1Q84). And while the room is pitch dark, he somehow knows that Haida is in the room with him. The scene is quite similar to that in which Naoko visits Watanabe Toru in Norwegian Wood; unable even to turn his head to see the clock at his bedside, time is eliminated from this space between the worlds of ‘this side’ and ‘over there.’ Meanwhile, Tazaki concentrates on Haida, but he senses that this is not Haida’s physical form. Rather, ‘he could not tell whether the Haida who stood there was the real Haida. Maybe the real, physical Haida was still out there in the other room, sound asleep on the sofa, and this was only Haida’s alter ego, separated from his body.’ Tazaki is not afraid of Haida, only puzzled about his purpose and concerned about his sudden paralysis. But he senses that Haida is frustrated with him. ‘It seemed as though Haida had something he wanted to tell him. He had some message that he needed to convey at all costs. But for some reason that message could not be converted into real words. This was irritating his wise younger friend.’ At length Tazaki falls asleep and has a vivid erotic dream in which Kuro and Shiro, both still in their teens, make love to him, in turns and together. As he approaches climax, however, the two girls and suddenly disappear, replaced by Haida, who takes Tazaki’s penis into his mouth, whereupon Tazaki ejaculates violently. He awakens somewhat abashed the following morning and is surprised to discover no residue of the dream in his underwear or bedclothes, leading him to wonder whether this truly had been a dream at all. Either way, he has the uncomfortable sense that Haida is somehow aware of what has happened, ‘that perhaps Haida had, that night, with those sharp eyes of his, seen straight through him to something lurking at the bottom of his consciousness. Maybe he had felt the remnants of doubt within him…Haida had examined and dissected, one by one, all of the delusions and desires that Tsukuru had kept hidden away.’

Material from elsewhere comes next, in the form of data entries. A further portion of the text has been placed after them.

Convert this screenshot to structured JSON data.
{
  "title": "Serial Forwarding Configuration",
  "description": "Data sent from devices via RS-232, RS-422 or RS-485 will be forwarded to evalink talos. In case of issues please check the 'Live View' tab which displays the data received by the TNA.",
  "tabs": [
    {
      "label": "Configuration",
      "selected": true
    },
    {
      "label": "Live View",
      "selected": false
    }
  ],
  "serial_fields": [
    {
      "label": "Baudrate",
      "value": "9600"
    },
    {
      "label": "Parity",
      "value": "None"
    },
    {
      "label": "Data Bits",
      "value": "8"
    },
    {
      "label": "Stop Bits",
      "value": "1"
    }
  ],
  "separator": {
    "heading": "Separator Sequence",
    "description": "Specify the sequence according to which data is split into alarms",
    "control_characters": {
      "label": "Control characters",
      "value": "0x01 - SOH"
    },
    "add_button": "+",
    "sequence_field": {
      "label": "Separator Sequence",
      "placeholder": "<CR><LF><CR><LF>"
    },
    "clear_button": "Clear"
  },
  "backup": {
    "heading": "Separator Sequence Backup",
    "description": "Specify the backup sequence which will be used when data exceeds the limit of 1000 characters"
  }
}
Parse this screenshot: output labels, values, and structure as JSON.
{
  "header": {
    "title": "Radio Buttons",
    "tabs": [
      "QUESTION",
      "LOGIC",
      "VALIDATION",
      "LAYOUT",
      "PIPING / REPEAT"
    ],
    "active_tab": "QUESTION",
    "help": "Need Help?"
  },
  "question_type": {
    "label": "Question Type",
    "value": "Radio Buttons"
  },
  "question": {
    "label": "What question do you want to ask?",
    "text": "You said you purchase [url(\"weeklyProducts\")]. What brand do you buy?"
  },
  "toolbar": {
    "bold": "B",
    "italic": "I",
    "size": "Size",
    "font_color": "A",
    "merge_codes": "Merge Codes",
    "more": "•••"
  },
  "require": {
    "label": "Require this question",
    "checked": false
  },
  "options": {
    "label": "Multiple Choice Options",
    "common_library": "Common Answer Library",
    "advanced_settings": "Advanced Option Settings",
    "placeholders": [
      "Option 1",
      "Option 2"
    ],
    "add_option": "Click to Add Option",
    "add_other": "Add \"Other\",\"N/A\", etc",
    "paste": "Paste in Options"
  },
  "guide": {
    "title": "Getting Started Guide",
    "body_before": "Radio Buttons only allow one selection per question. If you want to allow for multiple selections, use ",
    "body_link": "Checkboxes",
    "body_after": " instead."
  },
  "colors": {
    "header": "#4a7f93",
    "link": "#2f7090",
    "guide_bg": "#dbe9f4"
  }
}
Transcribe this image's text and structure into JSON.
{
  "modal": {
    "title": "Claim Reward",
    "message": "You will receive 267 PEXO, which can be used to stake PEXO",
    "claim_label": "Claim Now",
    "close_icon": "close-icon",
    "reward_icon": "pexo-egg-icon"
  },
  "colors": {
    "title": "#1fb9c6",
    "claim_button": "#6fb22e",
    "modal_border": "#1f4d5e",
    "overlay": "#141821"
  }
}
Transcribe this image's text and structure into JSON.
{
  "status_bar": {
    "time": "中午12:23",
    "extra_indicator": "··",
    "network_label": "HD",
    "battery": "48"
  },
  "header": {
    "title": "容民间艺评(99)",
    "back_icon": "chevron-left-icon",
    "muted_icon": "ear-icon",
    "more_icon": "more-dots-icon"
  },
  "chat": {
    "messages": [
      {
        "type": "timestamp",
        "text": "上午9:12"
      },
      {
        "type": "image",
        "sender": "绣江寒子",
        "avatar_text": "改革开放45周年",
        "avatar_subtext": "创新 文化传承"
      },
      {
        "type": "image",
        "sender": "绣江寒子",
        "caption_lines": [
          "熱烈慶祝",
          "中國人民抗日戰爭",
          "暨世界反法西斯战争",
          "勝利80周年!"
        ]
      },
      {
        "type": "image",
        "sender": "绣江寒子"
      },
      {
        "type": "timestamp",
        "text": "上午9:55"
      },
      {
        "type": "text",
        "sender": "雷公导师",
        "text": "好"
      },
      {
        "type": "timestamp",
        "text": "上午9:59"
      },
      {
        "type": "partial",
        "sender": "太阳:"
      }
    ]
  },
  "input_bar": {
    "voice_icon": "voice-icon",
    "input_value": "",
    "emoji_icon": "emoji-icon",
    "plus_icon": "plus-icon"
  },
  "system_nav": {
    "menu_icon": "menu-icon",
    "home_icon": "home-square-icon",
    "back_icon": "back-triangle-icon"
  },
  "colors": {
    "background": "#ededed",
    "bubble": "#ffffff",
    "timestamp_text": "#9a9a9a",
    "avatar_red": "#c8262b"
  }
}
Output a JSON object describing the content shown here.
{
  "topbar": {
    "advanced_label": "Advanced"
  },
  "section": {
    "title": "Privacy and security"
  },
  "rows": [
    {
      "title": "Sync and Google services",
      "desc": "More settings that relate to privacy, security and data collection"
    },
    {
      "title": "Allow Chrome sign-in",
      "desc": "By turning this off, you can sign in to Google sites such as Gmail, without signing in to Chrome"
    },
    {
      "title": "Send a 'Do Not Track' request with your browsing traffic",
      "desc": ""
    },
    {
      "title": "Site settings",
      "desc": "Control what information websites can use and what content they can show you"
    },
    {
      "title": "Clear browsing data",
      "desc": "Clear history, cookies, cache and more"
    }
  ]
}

Not long after his dream Haida disappears. Tazaki is left, not unnaturally, with questions about his own sexuality and is somewhat relieved to have his first sexual experience shortly thereafter in the waking world, with a real, flesh-and-blood woman. He brings the thing off successfully.
Haida’s role in the narrative, then, is to awaken in Tazaki an awareness of the nature of his inner sexual desire, but it is also to connect him more concretely to his memories and desire for Shiro. This is clear in his introduction to Tazaki of classical music, and one piece in particular: Franz Liszt’s La Mar du Pays, roughly translated into English as ‘Homesickness,’ but more fully explained by Haida as ‘a kind of reasonless melancholy that a pastoral scene calls forth into the soul.’
This also happens to be the piece, Tazaki realizes upon hearing it again, that Shiro always played when she wanted to get away from the world. It is an unusually obscure and challenging piece for a high school girl to play, but those melancholy strains come to represent Shiro, indeed, to contain her very soul, even after death.”
What do you all think so far?
My next post: Tuesday, November 18, the rest of the book. (I’ll have one last post on the 25th.)